Ausubel's lush and playful prose transports the reader to a mysterious world: Departed grandmothers embark on an endless afterlife cruise, people in love sprout an extra arm, and the thought of becoming two intertwined saguaro cactuses brings a new couple together.
Ausubel divides A Guide to Being Born into four sections, "Birth," "Gestation," "Conception" and "Love," and her stories delve into these quintessential human experiences in original ways.
In the moving and surprising "Poppyseed," the parents of a severely disabled, mute and immobile girl named Poppy consider a surgery that will halt her development. Poppy's mother is secretly glad that although her daughter remains the size of a second-grader, her sexual maturation is progressing. She writes in a letter to Poppy, "I went into your room and shook your hand. I wanted to congratulate you on your optimism.
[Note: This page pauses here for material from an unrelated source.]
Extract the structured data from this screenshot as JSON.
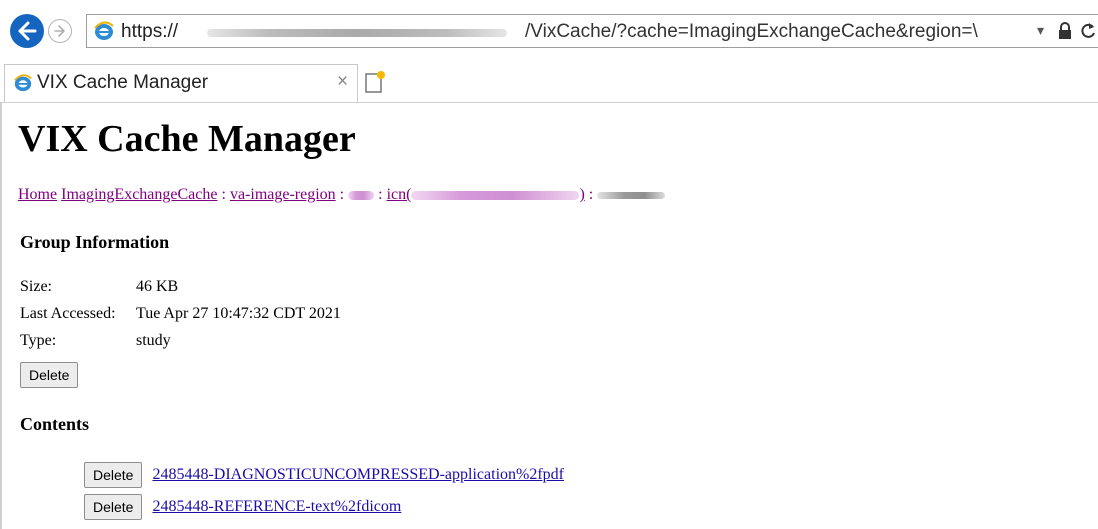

Poppy, your body is going about its business ... to make ready for new life."
In the funny "Chest of Drawers," a father-to-be eagerly follows the development of his baby, yearning to participate physically in the miracle of gestation. One day several two-inch drawers appear in his chest, where he stores both essential and fanciful items while he waits for the birth, including his wife's lipstick and tiny plastic baby dolls. Ausubel makes this scenario — a beautifully loopy metaphor for a father trying to participate in the physical changes his pregnant wife undergoes — feel real.
At the conclusion of another story, Ausubel writes, "Life crawled over other life, devoured it, opened itself up to whatever it had been given. The whole world squirmed with hunger and desire, in the thick and thin places, in the trees and in the clearings." That passage exemplifies this honest and life-affirming collection of tales.
This article originally appeared in High Country News (hcn.org).